yplug 40 from its illustrated position in passage 4I and placing it in the back end of passage 35. The fluid and illm instead of being admitted to the pump through the back end of the piston is now admitted through ports 43 and passages 4I, 33, and 35, in the order mentioned. Our pump will in all other respects operate in the manner previously described.

The above described modes of operating our combined pipe cleaner and fluid separator contemplate positioning the device in the pipe line so that the pump will discharge into the fluid preceding the device. This is recommended in cases where it is desirable to prevent the fluid ahead of the device from tainting the fluid following it. When it is essential that the downstream fluid be protected against contamination by the upstream fluid, our device should be placed in the line so that the pump will discharge into the upstream fluid. t For example, if a "slug of refined gasoline is pumped into the line and then followed by a slug" of crude oil. our separator should be inserted` between the fluids with the discharge conduit emptying upstream or into the y crude oil.

tity of crude petroleum and then a quantity of From the .foregoing it is believed that the construction, operation and advantages of our present invention will be readily comprehended by bers, and means responsive to axial movement of with the space between the sealing membersand an exhaust passage in fluid communication with a point outside the space between the sealing members, and means responsive to axial movement of the sealing members in a pipe to actuate the pump. n

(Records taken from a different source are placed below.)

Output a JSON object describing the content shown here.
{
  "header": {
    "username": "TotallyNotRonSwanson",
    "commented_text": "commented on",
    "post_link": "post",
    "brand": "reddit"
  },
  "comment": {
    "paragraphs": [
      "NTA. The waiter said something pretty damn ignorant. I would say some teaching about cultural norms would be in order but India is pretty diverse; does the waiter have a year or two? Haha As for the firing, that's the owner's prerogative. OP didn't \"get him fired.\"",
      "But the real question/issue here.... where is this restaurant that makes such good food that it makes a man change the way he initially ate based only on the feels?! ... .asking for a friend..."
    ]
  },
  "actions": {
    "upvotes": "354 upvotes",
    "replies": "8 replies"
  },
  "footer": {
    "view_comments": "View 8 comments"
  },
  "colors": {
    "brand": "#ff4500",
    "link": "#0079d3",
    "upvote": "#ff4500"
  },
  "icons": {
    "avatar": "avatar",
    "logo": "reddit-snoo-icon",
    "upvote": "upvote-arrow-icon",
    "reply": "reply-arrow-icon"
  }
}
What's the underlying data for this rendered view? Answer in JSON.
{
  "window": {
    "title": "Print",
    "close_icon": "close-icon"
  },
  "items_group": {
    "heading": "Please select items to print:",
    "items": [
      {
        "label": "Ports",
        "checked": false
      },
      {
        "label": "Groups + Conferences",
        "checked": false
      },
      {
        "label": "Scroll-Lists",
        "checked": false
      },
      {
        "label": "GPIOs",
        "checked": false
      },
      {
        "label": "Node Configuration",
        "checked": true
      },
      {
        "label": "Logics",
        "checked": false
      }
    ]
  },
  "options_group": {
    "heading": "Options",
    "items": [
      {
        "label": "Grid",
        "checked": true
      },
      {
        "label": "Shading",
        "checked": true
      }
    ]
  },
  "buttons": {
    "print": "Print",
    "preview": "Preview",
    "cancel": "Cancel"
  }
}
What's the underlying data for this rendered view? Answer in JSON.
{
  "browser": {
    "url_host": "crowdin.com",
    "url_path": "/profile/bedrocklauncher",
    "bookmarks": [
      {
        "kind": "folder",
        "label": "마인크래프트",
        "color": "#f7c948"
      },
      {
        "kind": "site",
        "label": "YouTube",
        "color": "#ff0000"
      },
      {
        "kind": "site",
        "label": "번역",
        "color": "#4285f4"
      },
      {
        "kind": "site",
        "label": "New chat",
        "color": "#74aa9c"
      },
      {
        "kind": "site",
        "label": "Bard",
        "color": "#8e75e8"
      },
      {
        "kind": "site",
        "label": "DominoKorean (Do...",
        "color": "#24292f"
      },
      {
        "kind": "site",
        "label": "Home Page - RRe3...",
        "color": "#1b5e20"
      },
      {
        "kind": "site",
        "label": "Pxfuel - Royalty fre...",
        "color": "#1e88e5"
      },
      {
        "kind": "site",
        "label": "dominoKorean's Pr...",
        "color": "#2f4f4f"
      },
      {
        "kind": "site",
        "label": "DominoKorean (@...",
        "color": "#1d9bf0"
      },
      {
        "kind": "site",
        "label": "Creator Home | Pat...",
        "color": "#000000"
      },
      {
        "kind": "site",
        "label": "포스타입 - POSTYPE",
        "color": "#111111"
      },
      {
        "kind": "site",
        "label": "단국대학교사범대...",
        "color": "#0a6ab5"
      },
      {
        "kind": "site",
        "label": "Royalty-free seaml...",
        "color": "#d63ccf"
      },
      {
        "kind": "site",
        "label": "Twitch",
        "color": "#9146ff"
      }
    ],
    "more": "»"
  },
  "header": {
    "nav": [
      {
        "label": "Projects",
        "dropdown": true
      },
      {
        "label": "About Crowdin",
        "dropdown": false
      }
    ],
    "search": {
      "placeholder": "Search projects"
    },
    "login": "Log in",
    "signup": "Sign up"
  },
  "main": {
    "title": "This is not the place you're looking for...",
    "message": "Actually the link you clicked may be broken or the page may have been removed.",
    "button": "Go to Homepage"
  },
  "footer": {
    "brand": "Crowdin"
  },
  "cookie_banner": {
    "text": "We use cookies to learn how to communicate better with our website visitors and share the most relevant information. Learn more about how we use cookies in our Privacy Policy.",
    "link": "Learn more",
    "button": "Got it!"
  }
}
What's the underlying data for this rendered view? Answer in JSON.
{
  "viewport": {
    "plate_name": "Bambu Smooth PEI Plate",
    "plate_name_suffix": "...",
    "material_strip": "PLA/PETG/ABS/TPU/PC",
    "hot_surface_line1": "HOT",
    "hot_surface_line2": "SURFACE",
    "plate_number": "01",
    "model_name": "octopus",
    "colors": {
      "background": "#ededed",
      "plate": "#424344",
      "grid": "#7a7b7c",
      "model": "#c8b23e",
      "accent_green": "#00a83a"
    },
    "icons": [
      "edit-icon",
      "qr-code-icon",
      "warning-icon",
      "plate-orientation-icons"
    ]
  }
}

2. A device of the character described comprising a pair of spaced means i'or forming a seal with and for removing accumulations from the inner surface of a pipe, each of said means including a pair of wiping discs and a brush positioned therebetween, a pump having an intake passage in fluid communication with the space between the extreme wiping discs and an exhaust passage in fluid communication with a point outside the space between the extreme wiping discs.,

the central body in a pipe to' actuate the pump.

4. A device of the character described comprising a hollow central body, a pair of spaced lmeans connected to the central body for forming a seal -with and for removing accumulations from the inner surface of a pipe, each of said means including a pair of wiping discs and a brush positioned therebetween, a pump having an. intake passage in uid communication with the space between the extreme wiping discs and an exhaust passage in iiuid communication with a point outside the space between the extreme vwiping discs, and means responsive to axial movement of the central body in the pipe to actuate the pump.

' ARTHUR H. RINEY.

LOUIS J. WEBER.

Referenced by
Citing PatentFiling datePublication dateApplicantTitle
US2601691 *Dec 3, 1948Jul 1, 1952Dyer Marion RFluid pressure device for cleaning rifled gun bores and chambers
US2887118 *Feb 2, 1955May 19, 1959Thornhill Craver Company IncPipe cleaning devices
US3600736 *Apr 10, 1969Aug 24, 1971Marvin Dewy PowersPressurized pipeline pigs
US4139336 *Jul 18, 1977Feb 13, 1979Hopkins Walter MExpansible chamber apparatus with pairs of cylindrical rollers
US7041231Jan 6, 2003May 9, 2006Triumph Brands, Inc.Method of refurbishing a transition duct for a gas turbine system
Classifications
U.S. Classification15/104.61, 92/178, 92/87, 137/561.00R, 92/252, 406/191, 406/192
International ClassificationB08B9/04, B08B9/057, B08B9/02
Cooperative ClassificationB08B9/0553
European ClassificationB08B9/055G